This anthology seems to have enjoyed positive reception for its writing style, and continues to be marketed along these lines. Charles Madison Curry and Erle Elsworth Clippinger wrote in Children's Literature (1920/1921) that ‘The little book of Old Greek Folk Stories, by Josephine P. Peabody, is especially valuable … for its fine version of many of the more interesting myths’ (see here, accessed: April 8, 2021). The blurb to the modern 2008 Yesterday’s Classics edition states that the myths are ‘retold with exceptional literary skill.’ (see here, accessed: April 8, 2021).
A second note at the beginning of the anthology follows the one by the publisher, possibly from Peabody herself, although it is not credited. This note says that humans used to communicate freely with the earth, nature and animals, and Greek myths exist because of the harmony their tellers lived in with nature and the love they felt for the earth.

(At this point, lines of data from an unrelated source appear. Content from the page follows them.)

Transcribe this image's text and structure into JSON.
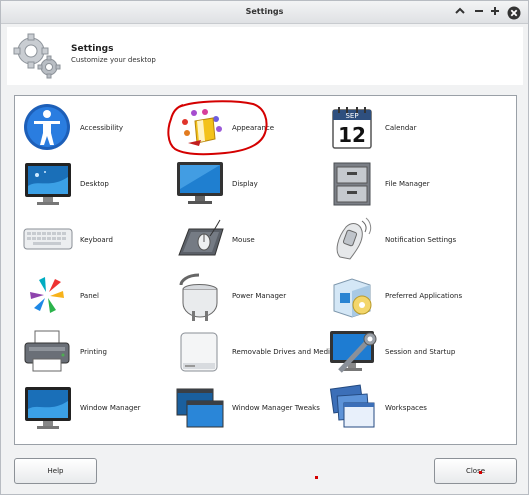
{
  "window": {
    "title": "Settings",
    "controls": [
      "minimize",
      "maximize",
      "close"
    ]
  },
  "header": {
    "title": "Settings",
    "subtitle": "Customize your desktop"
  },
  "items": [
    {
      "label": "Accessibility",
      "icon": "accessibility-icon"
    },
    {
      "label": "Appearance",
      "icon": "appearance-icon"
    },
    {
      "label": "Calendar",
      "icon": "calendar-icon",
      "month": "SEP",
      "day": "12"
    },
    {
      "label": "Desktop",
      "icon": "desktop-icon"
    },
    {
      "label": "Display",
      "icon": "display-icon"
    },
    {
      "label": "File Manager",
      "icon": "file-manager-icon"
    },
    {
      "label": "Keyboard",
      "icon": "keyboard-icon"
    },
    {
      "label": "Mouse",
      "icon": "mouse-icon"
    },
    {
      "label": "Notification Settings",
      "icon": "notification-icon"
    },
    {
      "label": "Panel",
      "icon": "panel-icon"
    },
    {
      "label": "Power Manager",
      "icon": "power-plug-icon"
    },
    {
      "label": "Preferred Applications",
      "icon": "preferred-apps-icon"
    },
    {
      "label": "Printing",
      "icon": "printer-icon"
    },
    {
      "label": "Removable Drives and Media",
      "icon": "removable-drive-icon"
    },
    {
      "label": "Session and Startup",
      "icon": "session-startup-icon"
    },
    {
      "label": "Window Manager",
      "icon": "window-manager-icon"
    },
    {
      "label": "Window Manager Tweaks",
      "icon": "window-tweaks-icon"
    },
    {
      "label": "Workspaces",
      "icon": "workspaces-icon"
    }
  ],
  "buttons": {
    "help": "Help",
    "close": "Close"
  },
  "colors": {
    "annotation": "#d40000",
    "accent": "#1a73c8"
  }
}
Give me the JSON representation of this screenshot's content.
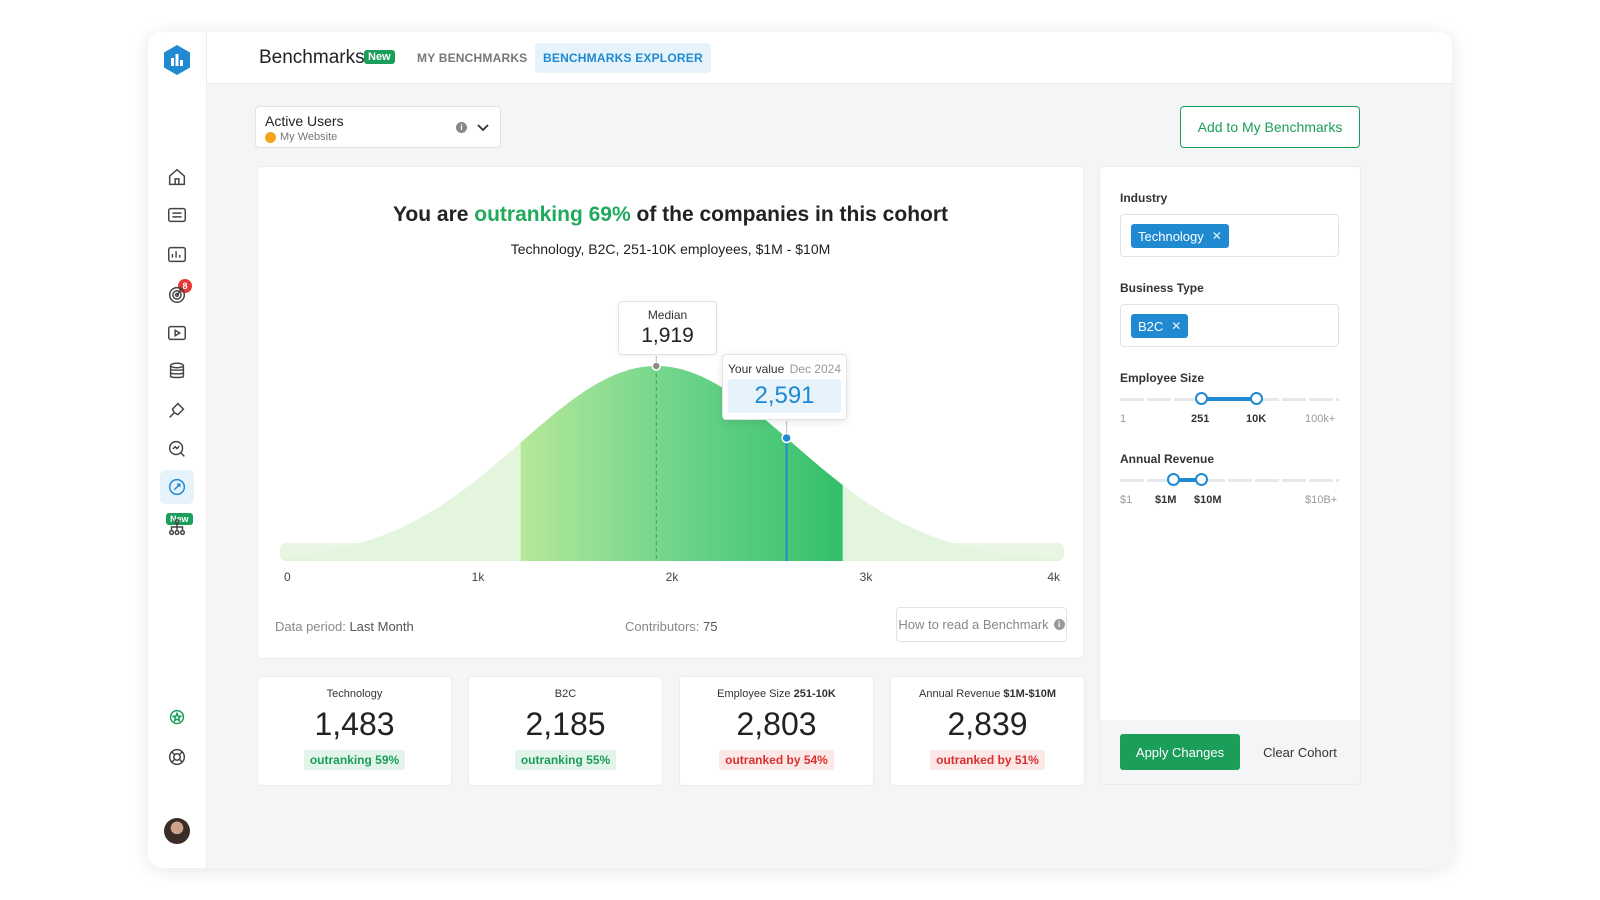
{
  "header": {
    "title": "Benchmarks",
    "new_badge": "New",
    "tabs": [
      {
        "label": "MY BENCHMARKS",
        "active": false
      },
      {
        "label": "BENCHMARKS EXPLORER",
        "active": true
      }
    ]
  },
  "sidebar": {
    "icons": [
      "home-icon",
      "numbers-icon",
      "dashboard-icon",
      "goals-icon",
      "video-icon",
      "database-icon",
      "connect-icon",
      "search-chart-icon",
      "benchmarks-icon",
      "hierarchy-icon",
      "badge-icon",
      "help-icon"
    ],
    "notification_count": "8",
    "new_label": "New"
  },
  "metric_selector": {
    "name": "Active Users",
    "source": "My Website"
  },
  "add_button": "Add to My Benchmarks",
  "headline": {
    "prefix": "You are ",
    "highlight": "outranking 69%",
    "suffix": " of the companies in this cohort"
  },
  "cohort_description": "Technology, B2C, 251-10K employees, $1M - $10M",
  "chart_data": {
    "type": "area",
    "x_range": [
      0,
      4000
    ],
    "x_ticks": [
      "0",
      "1k",
      "2k",
      "3k",
      "4k"
    ],
    "median": {
      "label": "Median",
      "value": 1919,
      "display": "1,919"
    },
    "your_value": {
      "label": "Your value",
      "date": "Dec 2024",
      "value": 2591,
      "display": "2,591"
    },
    "highlight_range": [
      1220,
      2880
    ],
    "distribution": "normal",
    "spread": 700
  },
  "footer": {
    "data_period_label": "Data period: ",
    "data_period": "Last Month",
    "contributors_label": "Contributors: ",
    "contributors": "75",
    "how_to": "How to read a Benchmark"
  },
  "stats": [
    {
      "label": "Technology",
      "label_bold": "",
      "value": "1,483",
      "status": "outranking 59%",
      "positive": true
    },
    {
      "label": "B2C",
      "label_bold": "",
      "value": "2,185",
      "status": "outranking 55%",
      "positive": true
    },
    {
      "label": "Employee Size ",
      "label_bold": "251-10K",
      "value": "2,803",
      "status": "outranked by 54%",
      "positive": false
    },
    {
      "label": "Annual Revenue ",
      "label_bold": "$1M-$10M",
      "value": "2,839",
      "status": "outranked by 51%",
      "positive": false
    }
  ],
  "filters": {
    "industry": {
      "label": "Industry",
      "chip": "Technology"
    },
    "business_type": {
      "label": "Business Type",
      "chip": "B2C"
    },
    "employee_size": {
      "label": "Employee Size",
      "ticks": [
        "1",
        "251",
        "10K",
        "100k+"
      ],
      "selected": [
        "251",
        "10K"
      ]
    },
    "annual_revenue": {
      "label": "Annual Revenue",
      "ticks": [
        "$1",
        "$1M",
        "$10M",
        "$10B+"
      ],
      "selected": [
        "$1M",
        "$10M"
      ]
    },
    "apply": "Apply Changes",
    "clear": "Clear Cohort"
  }
}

It ends by saying these stories are too good to be forgotten. Ancient Greece is thus, in common with the late nineteenth-century fascination with the ancient world, portrayed as a Romantic childhood of humanity, in which people showed appropriate reverence for nature.
In Peabody’s version of the Hesiod stories, Prometheus deserts the Titans for Zeus after he sees that the Titans are violent and out of control, and fails to persuade them to be wiser. The Titans are then imprisoned by the victorious Zeus for a set time (not eternity). Zeus, as a new young ruler, wants to destroy humanity and ‘replace it with some new order of creatures.’ (Chapter 3.) After successfully pleading with Zeus on behalf of humanity, Prometheus takes the opportunity to teach them new things. After Prometheus is punished, the Titans’ prison time comes to an end, and they try to persuade him to apologise to Zeus. The story ends with Prometheus’ release. Whilst this story is broadly accurate to Hesiod and the Prometheus Bound text, therefore, the disturbing element of eternal torment and imprisonment is decidedly toned down for younger readers.

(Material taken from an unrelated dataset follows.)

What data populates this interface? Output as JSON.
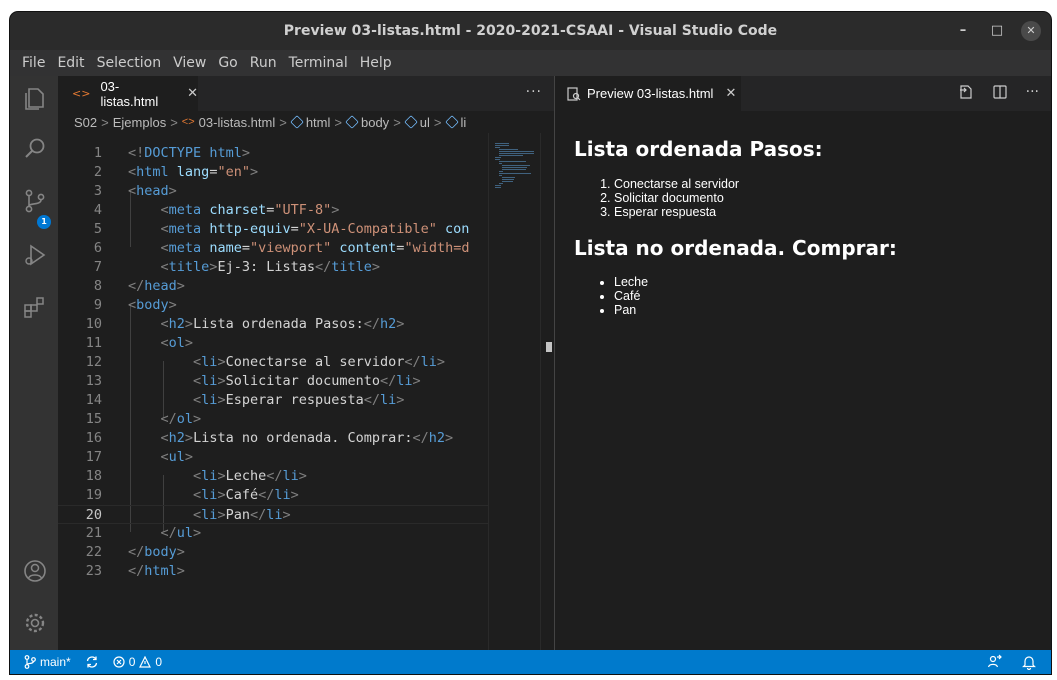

Zeus’ adultery and polygyny is another element obscured in this text. When telling how Zeus wanted to marry Thetis, Peabody makes an aside saying that this was before Zeus married Juno.
In general, Peabody keeps close to ancient accounts whilst trying to make the actions of characters as nice as possible. For example, she claims that Athena’s tapestry depicting the triumphs of the gods is a compassionate attempt to persuade Arachne there is still time to backdown from the competition. She also claims Atalanta is very saddened by having to kill suitors and is considering agreeing to marry Hippomenes without racing him out of compassion until her friends encourage her to get ready for the race, at which point she bows to social pressure.
Peabody includes a curious mix of Greek and Roman names throughout the anthology. Zeus is called Zeus, Hera Juno, Athena is called Athena, Eros is called Cupid or Love, Hermes is called Hermes, Aphrodite Venus and Persephone Proserpina. It is not clear what the rationale behind this naming inconsistency might be.
Hawthorne, Nathaniel, A Wonder Book for Boys and Girls, ill. Walter Crane, Boston, MA: EriK Publications, 2015 (reprint, ed.pr. 1851).
Hawthorne, Nathaniel, Tanglewood Tales, Chapel Hill, NC, 2009 (reprint of 1909 ed., ed. pr. 1853).